JANUARY 24 — When Hideki Matsuyama thumped a magnificent 3-wood approach from 276 yards and landed his ball inside three feet of the flag to equal a record that has stood for over a decade, KJ Choi was the least surprised to see that moment of magic by the Japanese superstar.

Choi, arguably the greatest golf export from South Korea, has proudly held the record of most PGA Tour victories by an Asian golfer with his haul of eight titles since 2011 and he was beaming with pride to see Matsuyama matching his collection at such a rapid pace.

The Korean legend was nearly 41 years of age when he claimed his eighth and final PGA Tour title at the 2011 Players Championship and has no doubt that Matsuyama, who turns 30 on February 25, will go on to set a new and much higher benchmark for other Asians to chase and emulate in years to come.

Choi met Matsuyama for the first time about 10 years ago and remembers being impressed by the young man’s attitude towards the game and passion in wanting to become the best. He said Matsuyama was “unique” and possessed “special golf skills”.

“When I first met Hideki, he was about 19 or 20 years old. I thought he had the passion from a young age. That’s the thing I remember about him. He is very calm and takes control of himself. He has lots of passion in golf and I said to myself he has a future in the game. He had a special golfing skill and was different from others. He had techniques which was unique. The flexibility and speed was great and I think he will improve more from now onwards,” said 51-year-old Choi, who now plays primarily on PGA Tour Champions (over-50 circuit) but still makes the occasional appearance on the PGA Tour.

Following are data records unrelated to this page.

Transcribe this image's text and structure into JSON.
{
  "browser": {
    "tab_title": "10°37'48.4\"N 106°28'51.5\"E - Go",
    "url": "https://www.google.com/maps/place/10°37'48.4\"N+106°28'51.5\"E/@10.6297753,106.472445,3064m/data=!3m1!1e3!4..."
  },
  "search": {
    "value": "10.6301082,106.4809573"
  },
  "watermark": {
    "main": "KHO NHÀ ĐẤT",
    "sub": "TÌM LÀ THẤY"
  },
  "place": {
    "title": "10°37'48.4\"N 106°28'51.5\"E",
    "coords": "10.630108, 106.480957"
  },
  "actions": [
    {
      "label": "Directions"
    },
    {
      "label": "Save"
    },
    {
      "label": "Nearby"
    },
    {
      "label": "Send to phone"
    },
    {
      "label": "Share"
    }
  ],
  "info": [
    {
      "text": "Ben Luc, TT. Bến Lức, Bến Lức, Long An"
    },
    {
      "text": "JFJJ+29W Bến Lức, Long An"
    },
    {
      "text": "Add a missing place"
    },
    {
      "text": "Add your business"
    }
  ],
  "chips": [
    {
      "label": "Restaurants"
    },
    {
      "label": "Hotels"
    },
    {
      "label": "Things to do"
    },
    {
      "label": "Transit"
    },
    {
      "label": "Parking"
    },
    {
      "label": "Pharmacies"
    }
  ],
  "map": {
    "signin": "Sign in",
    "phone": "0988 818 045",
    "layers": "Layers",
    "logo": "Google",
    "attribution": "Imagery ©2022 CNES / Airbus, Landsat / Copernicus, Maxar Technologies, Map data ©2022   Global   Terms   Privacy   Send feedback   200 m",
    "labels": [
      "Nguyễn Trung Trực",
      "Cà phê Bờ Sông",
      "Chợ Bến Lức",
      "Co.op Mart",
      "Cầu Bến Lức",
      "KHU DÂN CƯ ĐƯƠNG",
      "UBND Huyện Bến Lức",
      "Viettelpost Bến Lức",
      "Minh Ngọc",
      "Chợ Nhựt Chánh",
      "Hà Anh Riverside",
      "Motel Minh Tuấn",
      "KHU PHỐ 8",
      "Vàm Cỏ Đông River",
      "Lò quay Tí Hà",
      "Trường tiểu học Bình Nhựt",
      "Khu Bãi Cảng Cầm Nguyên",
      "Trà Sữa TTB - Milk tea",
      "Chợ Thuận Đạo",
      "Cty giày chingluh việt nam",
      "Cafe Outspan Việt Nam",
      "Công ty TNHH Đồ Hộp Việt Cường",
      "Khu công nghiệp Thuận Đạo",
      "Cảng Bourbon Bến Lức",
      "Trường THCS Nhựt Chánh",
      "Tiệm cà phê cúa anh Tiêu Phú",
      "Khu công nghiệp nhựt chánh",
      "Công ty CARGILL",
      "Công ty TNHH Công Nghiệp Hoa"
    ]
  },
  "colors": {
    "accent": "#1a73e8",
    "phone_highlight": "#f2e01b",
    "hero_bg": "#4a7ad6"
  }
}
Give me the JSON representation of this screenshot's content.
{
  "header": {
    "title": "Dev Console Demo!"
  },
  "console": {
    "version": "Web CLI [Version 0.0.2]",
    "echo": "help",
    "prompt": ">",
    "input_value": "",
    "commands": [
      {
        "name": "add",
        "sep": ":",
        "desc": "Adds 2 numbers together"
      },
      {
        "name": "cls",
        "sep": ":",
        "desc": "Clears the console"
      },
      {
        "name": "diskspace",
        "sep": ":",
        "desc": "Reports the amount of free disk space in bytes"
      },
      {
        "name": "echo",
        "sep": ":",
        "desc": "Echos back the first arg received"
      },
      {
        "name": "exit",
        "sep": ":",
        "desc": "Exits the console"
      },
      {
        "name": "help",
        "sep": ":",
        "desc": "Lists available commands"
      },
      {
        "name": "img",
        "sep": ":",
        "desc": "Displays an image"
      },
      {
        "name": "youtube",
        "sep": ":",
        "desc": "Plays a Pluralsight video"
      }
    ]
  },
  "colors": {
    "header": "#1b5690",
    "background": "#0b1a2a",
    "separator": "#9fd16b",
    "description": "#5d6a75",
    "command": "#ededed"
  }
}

Matsuyama won the Sony Open in Hawaii in style in a playoff against Russell Henley over a week ago and the manner in which he produced his third win within the space of nine months was remarkable. He trailed by five with nine to play but chipped into Henley’s lead with four clutch birdies before delivering the sucker punch in the playoff with the stunning 3-wood shot.

What was striking was the fact Matsuyama produced his career best putting week in Hawaii, gaining 7.26 strokes over the field when his flatstick has so often held him back from even greater success in the past. Amazingly, he sits a lowly 174th in putting this season, whereas he was 175th last season and 170th during the 2019-20 campaign. In sharp contrast, he ranked second for Strokes Gained: Tee to Green (2019-20) and was 15th last season, which largely explains why he was winless for over three years until his memorable Masters triumph last April which he followed up with another win at the Zozo Championship on home soil in October 2021.

Hideki Matsuyama hoists the trophy during the final round of the Sony Open at the Waialae Country Club, Honolulu January 16, 2022. — Reuters pic
Hideki Matsuyama hoists the trophy during the final round of the Sony Open at the Waialae Country Club, Honolulu January 16, 2022. — Reuters pic

Choi believes Matsuyama will now free-wheel his way into double digits for career wins on the PGA Tour and said the key was for the ultra-talented Japanese to stay injury-free as he prepares for life in his 30s.

“It is important he doesn’t get injured. That’s the top thing. If he keeps his condition, he definitely can win more events. I always think athletes are here to break records and to make new records. And we always need to be at our best in order to do that. I’m happy Hideki achieved what I have fulfilled,” said Choi, who was the first Korean to earn a PGA Tour card in 1999.

With Matsuyama, who returns to action at the Farmers Insurance Open at Torrey Pines this week, trending upwards, Choi believes a golden age is now on the horizon for Asian golf, with other Korean rising stars including Sungjae Im, Si Woo Kim, KH Lee, Seungyul Noh and Sung Kang carrying the charge. Kim, 26, is already a three-time winner, Im, 23, has won twice while Lee and Noh, both 30, and 34-year-old Kang hold one victory each. Choi also believes Matsuyama can become World No. 1 in the near future.

“Hideki’s record will impact the younger generation and other Asian players will want to become like him. I think Hideki’s win will affect his career a lot. I remember me saying in an interview there will be a No. 1 Asian player soon. We have Asians who have won majors, and if Hideki keeps his condition without having to go through injuries, he will get many more wins.”

With the 2022 Presidents Cup scheduled to be played at Quail Hollow this September, Choi, who has been a mainstay for the International Team as player and assistant captain, reckons Matsuyama can also play a starring role in captain Trevor Immelman’s plans to topple a mighty United States Team.

“When the Presidents Cup was played in Korea in 2015, I told Hideki it is important to look towards to the future. I said if you want to play golf for a long time, you have to work hard all the time and you need to respect and take care of other players and your family. When he won the Masters and those recent wins, he managed himself well. He doesn’t seem to lose his temper and he is trying his best in every event which makes happy to think about him in the upcoming Presidents Cup. Hideki’s success will impact our team in positive way,” said Choi.

* Chuah Choo Chiang is senior director, marketing & communications – Apac, for the PGA Tour and is based in Kuala Lumpur.

**This is the personal opinion of the columnist.